- [Aim of the exercise]: Search the records below for "title"; copy each line that has it.

Component data from apps and pages
──────

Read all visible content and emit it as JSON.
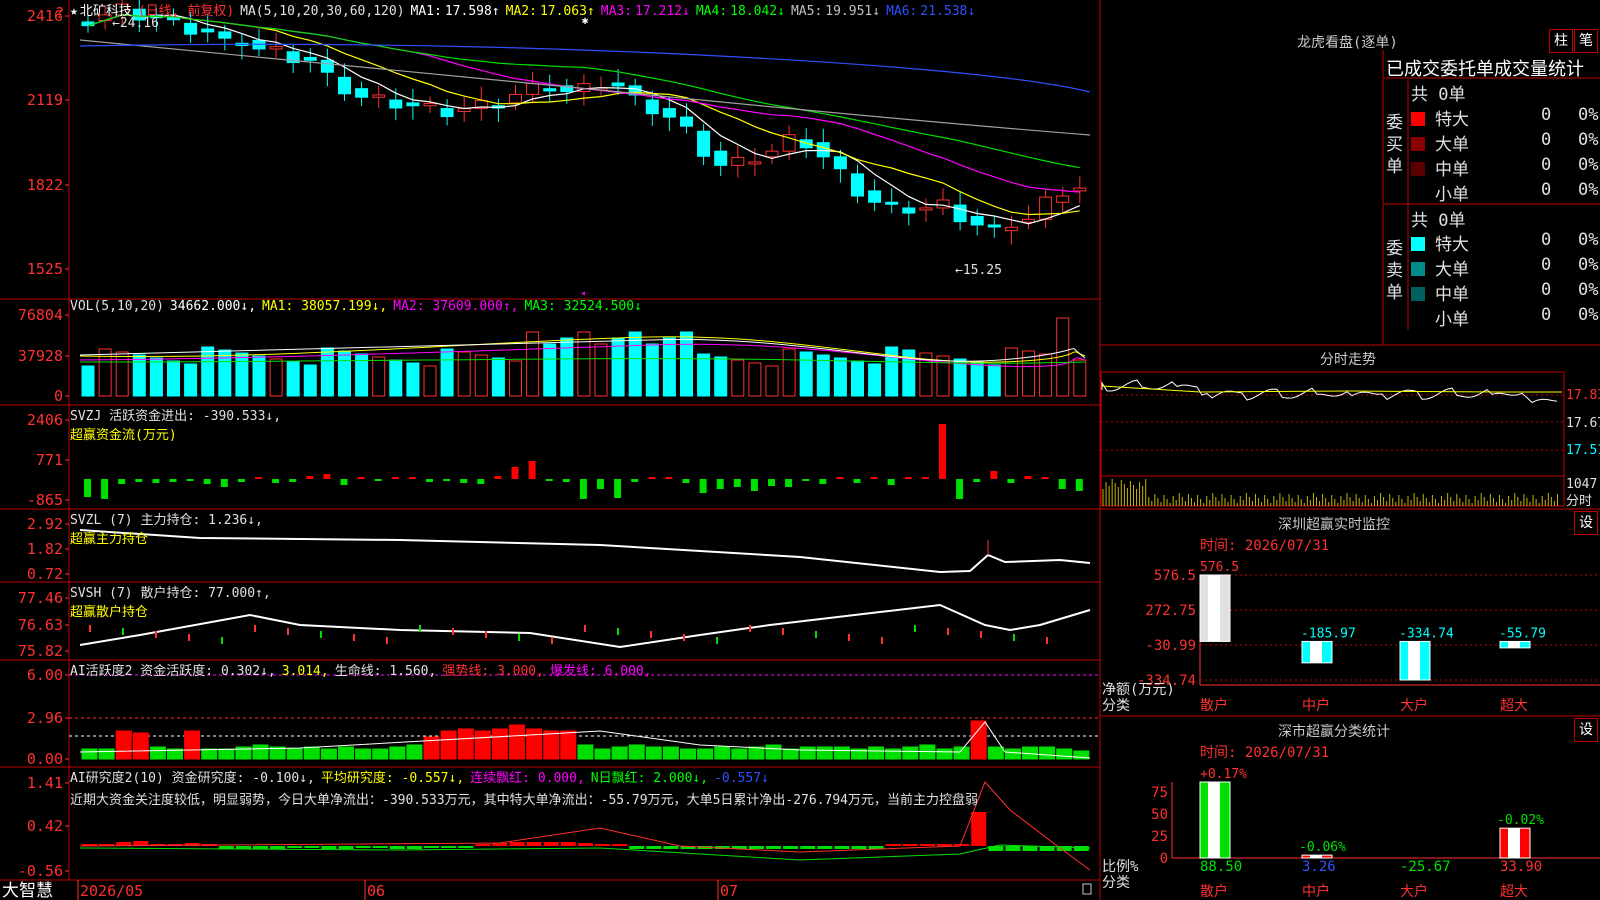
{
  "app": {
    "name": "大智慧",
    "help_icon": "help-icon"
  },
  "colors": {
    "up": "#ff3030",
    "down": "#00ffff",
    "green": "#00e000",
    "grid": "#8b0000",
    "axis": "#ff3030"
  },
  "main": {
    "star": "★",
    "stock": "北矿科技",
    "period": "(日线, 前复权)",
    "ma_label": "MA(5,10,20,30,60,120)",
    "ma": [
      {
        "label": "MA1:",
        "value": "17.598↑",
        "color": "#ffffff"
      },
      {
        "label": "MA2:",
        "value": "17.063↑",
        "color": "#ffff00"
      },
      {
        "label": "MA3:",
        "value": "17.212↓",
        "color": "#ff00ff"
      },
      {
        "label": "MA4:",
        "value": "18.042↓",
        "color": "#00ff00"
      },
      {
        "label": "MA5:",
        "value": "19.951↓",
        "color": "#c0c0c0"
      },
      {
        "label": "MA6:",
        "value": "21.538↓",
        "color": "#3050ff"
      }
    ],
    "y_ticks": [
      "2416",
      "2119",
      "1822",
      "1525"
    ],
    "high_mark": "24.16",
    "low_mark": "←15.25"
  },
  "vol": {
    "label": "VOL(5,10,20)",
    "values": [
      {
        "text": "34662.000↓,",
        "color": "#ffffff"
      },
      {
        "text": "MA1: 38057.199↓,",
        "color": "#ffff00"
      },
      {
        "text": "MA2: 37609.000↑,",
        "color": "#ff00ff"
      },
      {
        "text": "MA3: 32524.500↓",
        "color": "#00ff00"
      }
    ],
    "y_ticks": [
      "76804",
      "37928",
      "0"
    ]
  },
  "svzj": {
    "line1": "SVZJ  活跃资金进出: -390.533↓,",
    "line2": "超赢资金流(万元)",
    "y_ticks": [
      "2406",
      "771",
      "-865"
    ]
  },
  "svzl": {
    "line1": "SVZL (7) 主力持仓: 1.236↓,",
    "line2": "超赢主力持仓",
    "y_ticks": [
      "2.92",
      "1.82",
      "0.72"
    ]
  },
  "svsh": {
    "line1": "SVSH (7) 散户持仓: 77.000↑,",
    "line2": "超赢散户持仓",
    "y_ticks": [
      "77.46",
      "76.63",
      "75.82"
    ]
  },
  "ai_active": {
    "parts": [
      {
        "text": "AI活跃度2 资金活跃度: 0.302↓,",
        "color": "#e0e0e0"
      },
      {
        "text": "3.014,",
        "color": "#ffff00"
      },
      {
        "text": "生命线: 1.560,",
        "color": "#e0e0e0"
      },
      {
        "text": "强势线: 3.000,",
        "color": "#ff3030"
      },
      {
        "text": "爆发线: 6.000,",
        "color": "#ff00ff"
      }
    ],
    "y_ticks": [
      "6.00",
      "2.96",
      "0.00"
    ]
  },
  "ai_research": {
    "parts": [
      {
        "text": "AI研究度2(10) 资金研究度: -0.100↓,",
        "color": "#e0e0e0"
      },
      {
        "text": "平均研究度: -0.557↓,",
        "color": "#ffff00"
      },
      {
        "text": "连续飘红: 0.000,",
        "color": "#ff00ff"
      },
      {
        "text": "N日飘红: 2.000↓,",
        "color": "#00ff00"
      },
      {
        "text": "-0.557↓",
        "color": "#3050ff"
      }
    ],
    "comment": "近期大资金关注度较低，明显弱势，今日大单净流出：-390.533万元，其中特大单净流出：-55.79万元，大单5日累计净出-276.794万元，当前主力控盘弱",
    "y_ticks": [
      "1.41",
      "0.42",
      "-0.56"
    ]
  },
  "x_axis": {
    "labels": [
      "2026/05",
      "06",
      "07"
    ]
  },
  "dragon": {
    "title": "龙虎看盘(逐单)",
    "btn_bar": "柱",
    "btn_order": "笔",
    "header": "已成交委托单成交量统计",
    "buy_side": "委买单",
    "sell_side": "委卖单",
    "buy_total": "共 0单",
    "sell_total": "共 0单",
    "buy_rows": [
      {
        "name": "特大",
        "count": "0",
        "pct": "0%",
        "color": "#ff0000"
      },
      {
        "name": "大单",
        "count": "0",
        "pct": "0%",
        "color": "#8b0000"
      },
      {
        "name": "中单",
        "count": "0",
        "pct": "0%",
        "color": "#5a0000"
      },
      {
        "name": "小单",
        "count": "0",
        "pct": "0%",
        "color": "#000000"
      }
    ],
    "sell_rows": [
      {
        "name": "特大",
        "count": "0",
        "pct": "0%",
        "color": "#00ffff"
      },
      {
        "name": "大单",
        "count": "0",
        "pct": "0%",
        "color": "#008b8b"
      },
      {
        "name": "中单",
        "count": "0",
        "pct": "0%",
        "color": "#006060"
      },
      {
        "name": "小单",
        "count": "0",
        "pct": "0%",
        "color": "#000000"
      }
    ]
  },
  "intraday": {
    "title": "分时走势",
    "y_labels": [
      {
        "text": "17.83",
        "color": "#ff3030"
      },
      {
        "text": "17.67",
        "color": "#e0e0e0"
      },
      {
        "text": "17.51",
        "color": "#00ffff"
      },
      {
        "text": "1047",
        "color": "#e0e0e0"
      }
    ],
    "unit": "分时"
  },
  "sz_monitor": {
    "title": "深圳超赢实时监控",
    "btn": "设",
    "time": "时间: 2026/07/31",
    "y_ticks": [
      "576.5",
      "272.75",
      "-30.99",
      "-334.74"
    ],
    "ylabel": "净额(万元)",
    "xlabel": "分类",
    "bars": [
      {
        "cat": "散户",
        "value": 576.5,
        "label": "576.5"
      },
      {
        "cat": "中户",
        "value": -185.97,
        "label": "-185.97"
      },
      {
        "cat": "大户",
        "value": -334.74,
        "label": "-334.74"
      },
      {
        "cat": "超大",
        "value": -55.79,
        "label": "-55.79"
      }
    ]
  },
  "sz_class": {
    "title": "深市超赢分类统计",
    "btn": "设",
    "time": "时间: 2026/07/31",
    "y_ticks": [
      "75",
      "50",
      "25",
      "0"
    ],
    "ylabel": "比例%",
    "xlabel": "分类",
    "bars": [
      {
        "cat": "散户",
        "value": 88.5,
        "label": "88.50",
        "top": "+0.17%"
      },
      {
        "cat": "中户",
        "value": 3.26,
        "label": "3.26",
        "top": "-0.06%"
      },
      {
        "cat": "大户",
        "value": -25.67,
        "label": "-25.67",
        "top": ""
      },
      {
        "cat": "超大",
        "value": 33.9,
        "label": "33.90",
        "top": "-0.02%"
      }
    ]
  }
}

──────

- [Solution for this problem]:
    "title": "龙虎看盘(逐单)",
    "title": "分时走势",
    "title": "深圳超赢实时监控",
    "title": "深市超赢分类统计",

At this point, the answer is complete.